### [Aim of the exercise]
Work out the number of lines below containing the word "Clementi" and give nothing besides it.

### [Data records for software interfaces]
-*-*-
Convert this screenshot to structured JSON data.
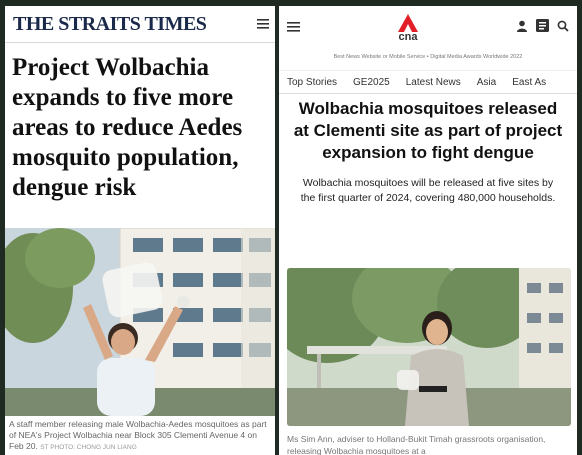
{
  "left": {
    "logo": "THE STRAITS TIMES",
    "headline": "Project Wolbachia expands to five more areas to reduce Aedes mosquito population, dengue risk",
    "caption": "A staff member releasing male Wolbachia-Aedes mosquitoes as part of NEA's Project Wolbachia near Block 305 Clementi Avenue 4 on Feb 20.",
    "credit": "ST PHOTO: CHONG JUN LIANG"
  },
  "right": {
    "logo": "cna",
    "award": "Best News Website or Mobile Service • Digital Media Awards Worldwide 2022",
    "tabs": [
      "Top Stories",
      "GE2025",
      "Latest News",
      "Asia",
      "East As"
    ],
    "headline": "Wolbachia mosquitoes released at Clementi site as part of project expansion to fight dengue",
    "subheadline": "Wolbachia mosquitoes will be released at five sites by the first quarter of 2024, covering 480,000 households.",
    "caption": "Ms Sim Ann, adviser to Holland-Bukit Timah grassroots organisation, releasing Wolbachia mosquitoes at a"
  },
  "icons": {
    "menu_left": "menu-icon",
    "menu_right": "menu-icon",
    "account": "user-icon",
    "edition": "grid-icon",
    "search": "search-icon"
  },
  "colors": {
    "st_navy": "#1b2a4a",
    "cna_red": "#e21f26"
  }
}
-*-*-
### [Solved problem]
2